Here the whole listing must be retyped exactly, with no line omitted.
__________
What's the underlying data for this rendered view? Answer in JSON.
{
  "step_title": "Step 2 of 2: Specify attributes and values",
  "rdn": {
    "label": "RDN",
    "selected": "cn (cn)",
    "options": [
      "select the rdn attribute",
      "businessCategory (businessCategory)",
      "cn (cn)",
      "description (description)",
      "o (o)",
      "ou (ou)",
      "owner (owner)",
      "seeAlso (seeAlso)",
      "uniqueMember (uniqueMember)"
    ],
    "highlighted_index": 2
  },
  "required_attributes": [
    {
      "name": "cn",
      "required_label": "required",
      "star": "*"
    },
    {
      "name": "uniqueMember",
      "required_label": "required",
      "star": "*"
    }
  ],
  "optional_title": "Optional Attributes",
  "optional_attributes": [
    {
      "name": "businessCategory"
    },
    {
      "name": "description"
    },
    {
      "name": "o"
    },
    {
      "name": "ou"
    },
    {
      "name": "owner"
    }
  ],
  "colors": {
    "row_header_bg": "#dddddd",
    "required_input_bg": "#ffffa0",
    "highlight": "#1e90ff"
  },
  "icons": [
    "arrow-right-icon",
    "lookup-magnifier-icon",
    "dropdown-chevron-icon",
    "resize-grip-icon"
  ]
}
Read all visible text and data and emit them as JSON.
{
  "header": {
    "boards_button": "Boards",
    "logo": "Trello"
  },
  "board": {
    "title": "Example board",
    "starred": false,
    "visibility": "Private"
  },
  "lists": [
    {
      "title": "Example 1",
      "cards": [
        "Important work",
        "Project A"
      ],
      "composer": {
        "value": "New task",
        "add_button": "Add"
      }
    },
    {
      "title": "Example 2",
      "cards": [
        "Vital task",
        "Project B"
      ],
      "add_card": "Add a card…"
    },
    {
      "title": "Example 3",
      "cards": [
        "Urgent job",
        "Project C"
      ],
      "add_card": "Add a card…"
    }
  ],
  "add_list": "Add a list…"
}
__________
Your response
What's the underlying data for this rendered view? Answer in JSON.
{
  "step_title": "Step 2 of 2: Specify attributes and values",
  "rdn": {
    "label": "RDN",
    "selected": "cn (cn)",
    "options": [
      "select the rdn attribute",
      "businessCategory (businessCategory)",
      "cn (cn)",
      "description (description)",
      "o (o)",
      "ou (ou)",
      "owner (owner)",
      "seeAlso (seeAlso)",
      "uniqueMember (uniqueMember)"
    ],
    "highlighted_index": 2
  },
  "required_attributes": [
    {
      "name": "cn",
      "required_label": "required",
      "star": "*"
    },
    {
      "name": "uniqueMember",
      "required_label": "required",
      "star": "*"
    }
  ],
  "optional_title": "Optional Attributes",
  "optional_attributes": [
    {
      "name": "businessCategory"
    },
    {
      "name": "description"
    },
    {
      "name": "o"
    },
    {
      "name": "ou"
    },
    {
      "name": "owner"
    }
  ],
  "colors": {
    "row_header_bg": "#dddddd",
    "required_input_bg": "#ffffa0",
    "highlight": "#1e90ff"
  },
  "icons": [
    "arrow-right-icon",
    "lookup-magnifier-icon",
    "dropdown-chevron-icon",
    "resize-grip-icon"
  ]
}
Read all visible text and data and emit them as JSON.
{
  "header": {
    "boards_button": "Boards",
    "logo": "Trello"
  },
  "board": {
    "title": "Example board",
    "starred": false,
    "visibility": "Private"
  },
  "lists": [
    {
      "title": "Example 1",
      "cards": [
        "Important work",
        "Project A"
      ],
      "composer": {
        "value": "New task",
        "add_button": "Add"
      }
    },
    {
      "title": "Example 2",
      "cards": [
        "Vital task",
        "Project B"
      ],
      "add_card": "Add a card…"
    },
    {
      "title": "Example 3",
      "cards": [
        "Urgent job",
        "Project C"
      ],
      "add_card": "Add a card…"
    }
  ],
  "add_list": "Add a list…"
}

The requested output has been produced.